Caffeine binds to ATR and stops it from doing its job. This means that when some kinds of DNA-damage is detected, ATR does nothing (instead of transferring that all-important phosphate), the DNA is not repaired, and instead of replicating, the cell dies. Wait a second, this sounds like a bad thing; how does this prevent cancer? The problem with DNA repair enzymes is that for certain types of DNA damage, there is no way for them to ensure that the DNA is put back together exactly like it was before the damage. Sometimes these enzymes can only physically fix the break and hope that the sequence is repaired by luck, or that it was in a spot that didn’t matter much anyway. If this type of repair happens in an unlucky spot, like an oncogene, the repair makes DNA that looks physically okay, but the resultant mutation can have cancerous consequences. In these cases, NOT repairing the DNA effectively causes cellular suicide before the very first cancer cell can form.

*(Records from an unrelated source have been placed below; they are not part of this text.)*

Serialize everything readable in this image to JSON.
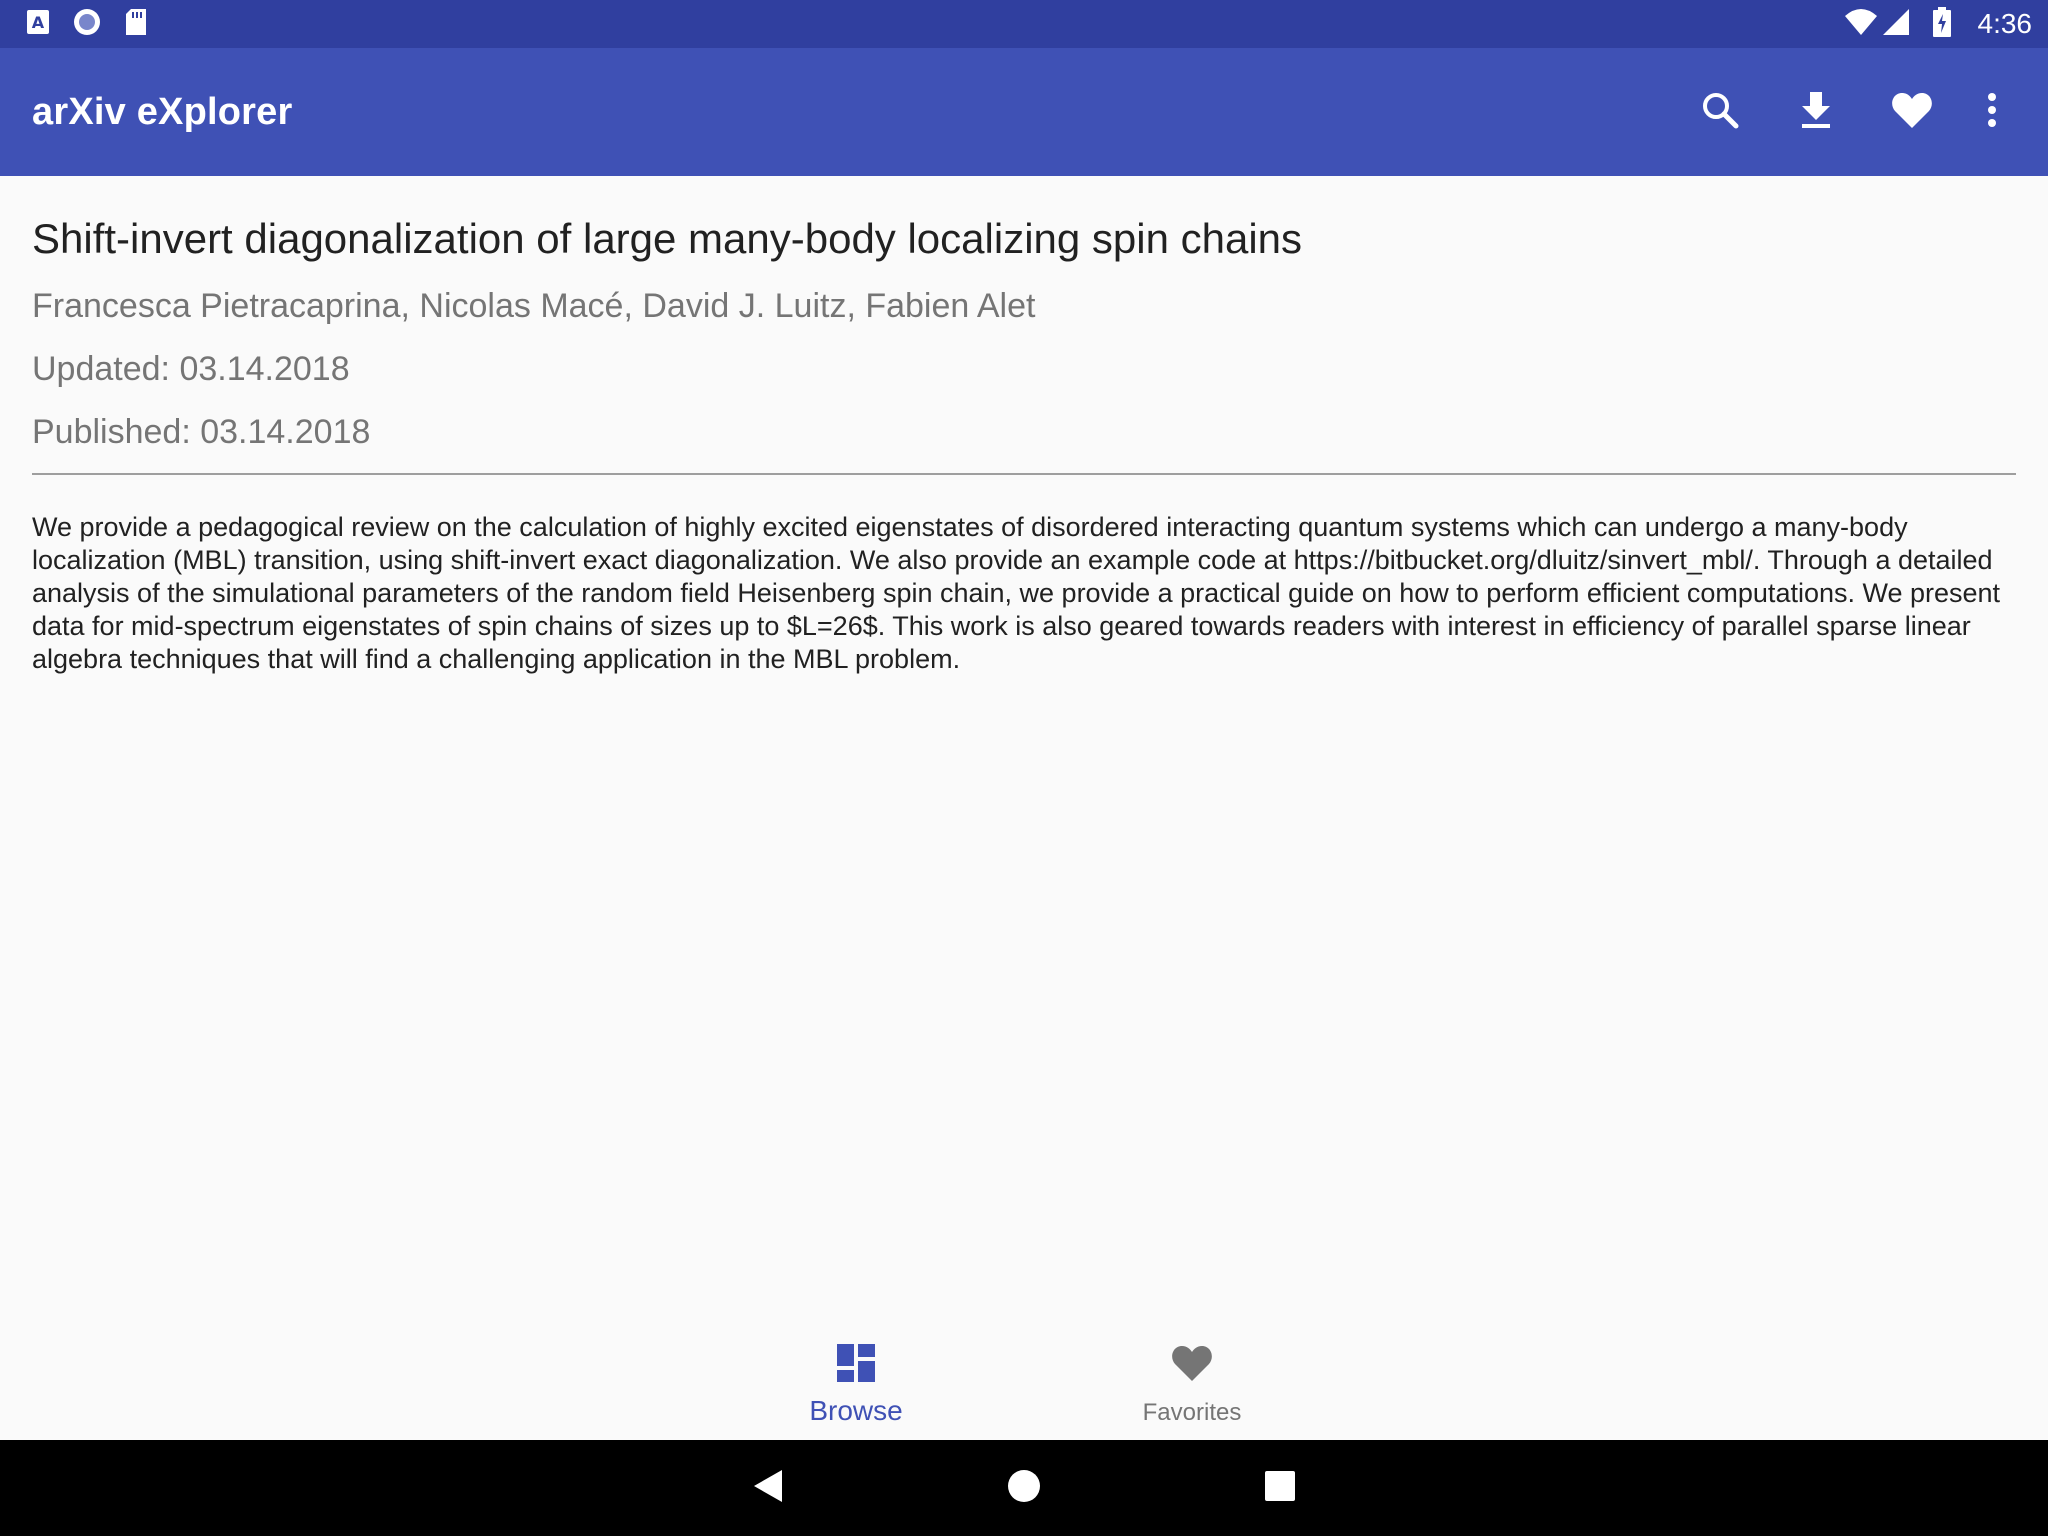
{
  "status_bar": {
    "time": "4:36",
    "left_icons": [
      "accessibility-icon",
      "record-icon",
      "sd-card-icon"
    ],
    "right_icons": [
      "wifi-icon",
      "signal-icon",
      "battery-charging-icon"
    ]
  },
  "app_bar": {
    "title": "arXiv eXplorer",
    "actions": [
      "search-icon",
      "download-icon",
      "heart-icon",
      "more-vert-icon"
    ]
  },
  "paper": {
    "title": "Shift-invert diagonalization of large many-body localizing spin chains",
    "authors": "Francesca Pietracaprina, Nicolas Macé, David J. Luitz, Fabien Alet",
    "updated": "Updated: 03.14.2018",
    "published": "Published: 03.14.2018",
    "abstract": "We provide a pedagogical review on the calculation of highly excited eigenstates of disordered interacting quantum systems which can undergo a many-body localization (MBL) transition, using shift-invert exact diagonalization. We also provide an example code at https://bitbucket.org/dluitz/sinvert_mbl/. Through a detailed analysis of the simulational parameters of the random field Heisenberg spin chain, we provide a practical guide on how to perform efficient computations. We present data for mid-spectrum eigenstates of spin chains of sizes up to $L=26$. This work is also geared towards readers with interest in efficiency of parallel sparse linear algebra techniques that will find a challenging application in the MBL problem."
  },
  "bottom_nav": {
    "items": [
      {
        "label": "Browse",
        "icon": "dashboard-icon",
        "selected": true
      },
      {
        "label": "Favorites",
        "icon": "heart-icon",
        "selected": false
      }
    ]
  },
  "colors": {
    "status_bar": "#303f9f",
    "app_bar": "#3f51b5",
    "accent": "#3f51b5",
    "background": "#fafafa"
  }
}
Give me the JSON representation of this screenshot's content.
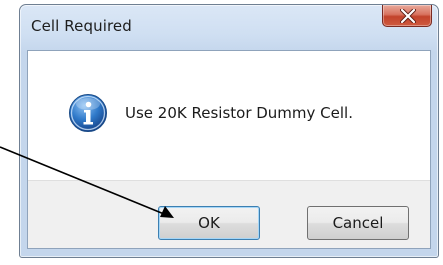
{
  "dialog": {
    "title": "Cell Required",
    "message": "Use 20K Resistor Dummy Cell.",
    "icon": "info-icon"
  },
  "buttons": {
    "ok_label": "OK",
    "cancel_label": "Cancel"
  },
  "titlebar": {
    "close_icon": "close-icon"
  },
  "annotation": {
    "arrow_icon": "arrow-icon",
    "target": "ok-button"
  }
}
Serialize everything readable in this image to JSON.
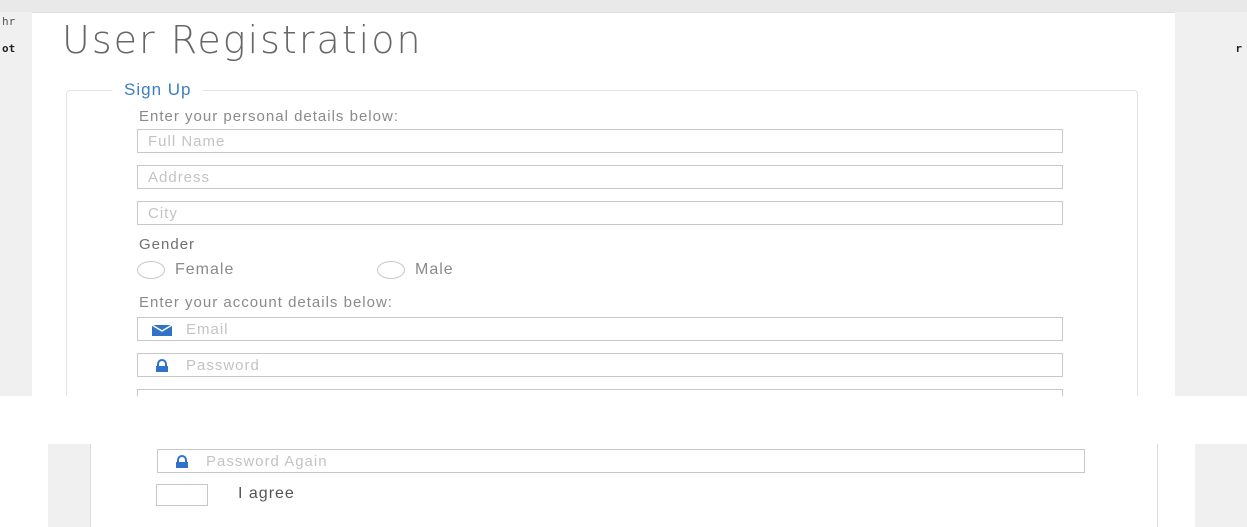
{
  "side": {
    "left_top": "hr",
    "left_mid": "ot",
    "right_mid": "r"
  },
  "page": {
    "title": "User Registration"
  },
  "form": {
    "legend": "Sign Up",
    "personal_label": "Enter your personal details below:",
    "full_name_placeholder": "Full Name",
    "address_placeholder": "Address",
    "city_placeholder": "City",
    "gender_label": "Gender",
    "gender_options": [
      "Female",
      "Male"
    ],
    "account_label": "Enter your account details below:",
    "email_placeholder": "Email",
    "password_placeholder": "Password",
    "password_again_placeholder": "Password Again",
    "agree_label": "I agree"
  },
  "icons": {
    "email": "envelope-icon",
    "password": "lock-icon",
    "password_again": "lock-icon"
  },
  "colors": {
    "accent": "#3a7fc1",
    "icon": "#2f73c8"
  }
}
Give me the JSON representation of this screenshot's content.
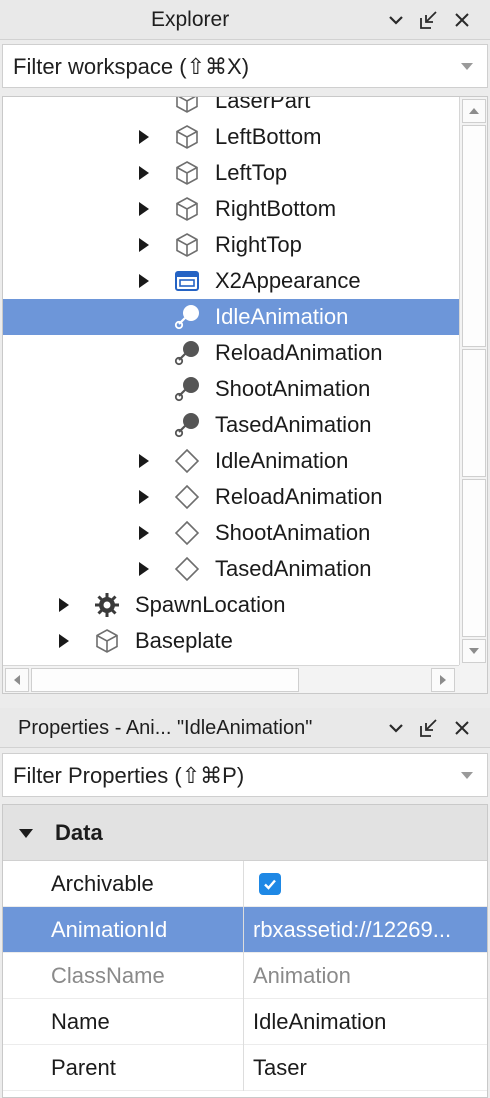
{
  "explorer": {
    "title": "Explorer",
    "filter_placeholder": "Filter workspace (⇧⌘X)",
    "items": [
      {
        "label": "LaserPart",
        "icon": "part-icon",
        "expandable": false
      },
      {
        "label": "LeftBottom",
        "icon": "part-icon",
        "expandable": true
      },
      {
        "label": "LeftTop",
        "icon": "part-icon",
        "expandable": true
      },
      {
        "label": "RightBottom",
        "icon": "part-icon",
        "expandable": true
      },
      {
        "label": "RightTop",
        "icon": "part-icon",
        "expandable": true
      },
      {
        "label": "X2Appearance",
        "icon": "appearance-icon",
        "expandable": true
      },
      {
        "label": "IdleAnimation",
        "icon": "animation-icon",
        "expandable": false,
        "selected": true
      },
      {
        "label": "ReloadAnimation",
        "icon": "animation-icon",
        "expandable": false
      },
      {
        "label": "ShootAnimation",
        "icon": "animation-icon",
        "expandable": false
      },
      {
        "label": "TasedAnimation",
        "icon": "animation-icon",
        "expandable": false
      },
      {
        "label": "IdleAnimation",
        "icon": "diamond-icon",
        "expandable": true
      },
      {
        "label": "ReloadAnimation",
        "icon": "diamond-icon",
        "expandable": true
      },
      {
        "label": "ShootAnimation",
        "icon": "diamond-icon",
        "expandable": true
      },
      {
        "label": "TasedAnimation",
        "icon": "diamond-icon",
        "expandable": true
      },
      {
        "label": "SpawnLocation",
        "icon": "spawn-gear-icon",
        "expandable": true
      },
      {
        "label": "Baseplate",
        "icon": "part-icon",
        "expandable": true
      }
    ]
  },
  "properties": {
    "title": "Properties - Ani... \"IdleAnimation\"",
    "filter_placeholder": "Filter Properties (⇧⌘P)",
    "section": "Data",
    "rows": [
      {
        "name": "Archivable",
        "value": "",
        "checked": true
      },
      {
        "name": "AnimationId",
        "value": "rbxassetid://12269...",
        "selected": true
      },
      {
        "name": "ClassName",
        "value": "Animation",
        "readonly": true
      },
      {
        "name": "Name",
        "value": "IdleAnimation"
      },
      {
        "name": "Parent",
        "value": "Taser"
      }
    ]
  },
  "colors": {
    "selection": "#6d96d9",
    "checkbox": "#1e88e5"
  }
}
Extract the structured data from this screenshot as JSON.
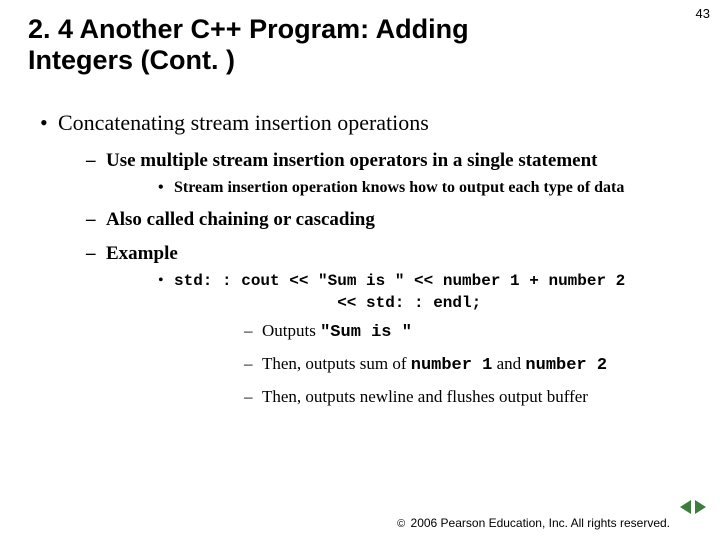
{
  "page_number": "43",
  "title": "2. 4 Another C++ Program: Adding Integers (Cont. )",
  "bullets": {
    "l1": "Concatenating stream insertion operations",
    "l2a": "Use multiple stream insertion operators in a single statement",
    "l3a": "Stream insertion operation knows how to output each type of data",
    "l2b": "Also called chaining or cascading",
    "l2c": "Example",
    "code1": "std: : cout << \"Sum is \" << number 1 + number 2",
    "code2": "<< std: : endl;",
    "l4a_pre": "Outputs ",
    "l4a_mono": "\"Sum is \"",
    "l4b_pre": "Then, outputs sum of ",
    "l4b_m1": "number 1",
    "l4b_mid": " and ",
    "l4b_m2": "number 2",
    "l4c": "Then, outputs newline and flushes output buffer"
  },
  "footer": "2006 Pearson Education, Inc.  All rights reserved.",
  "nav": {
    "prev": "previous-slide",
    "next": "next-slide"
  }
}
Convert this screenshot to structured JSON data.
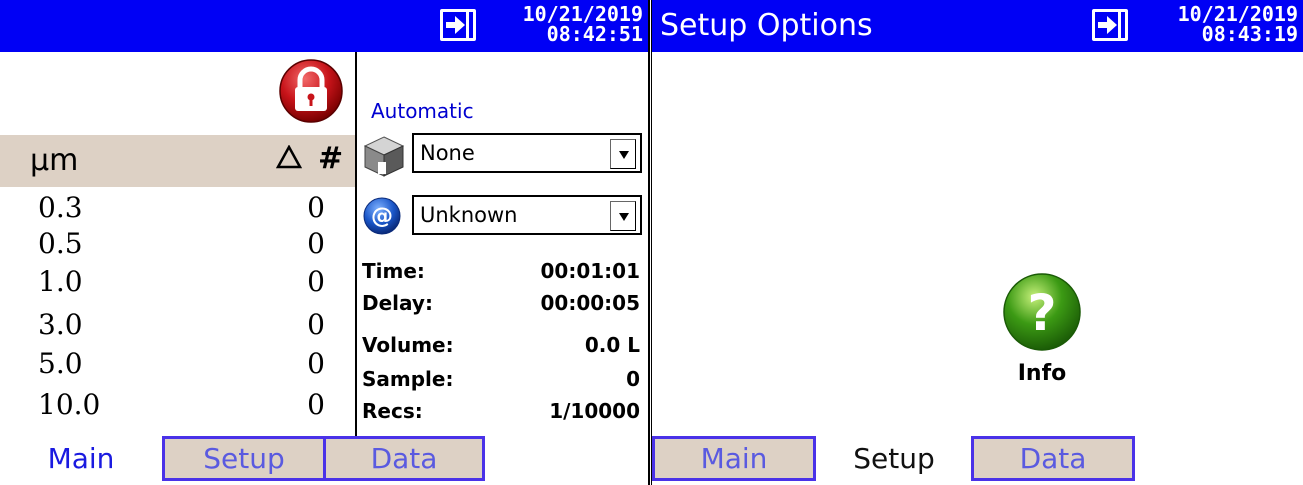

Enzymes have a role in everything our bodies do, from detecting signals and passing messages, to constructing and repairing cellular components. Everything is controlled in a delicate balance, and often this control is itself achieved by enzymes. As this example illustrates, turning an enzyme “off” is an important component of cellular control mechanisms. Although our bodies have many built-in off switches, outside chemicals can also interact with our enzymes with ultimate results that can be difficult to predict. So next time you’re chowing down you can look at your food and ask, “Hey, what enzyme are you hooking up with?”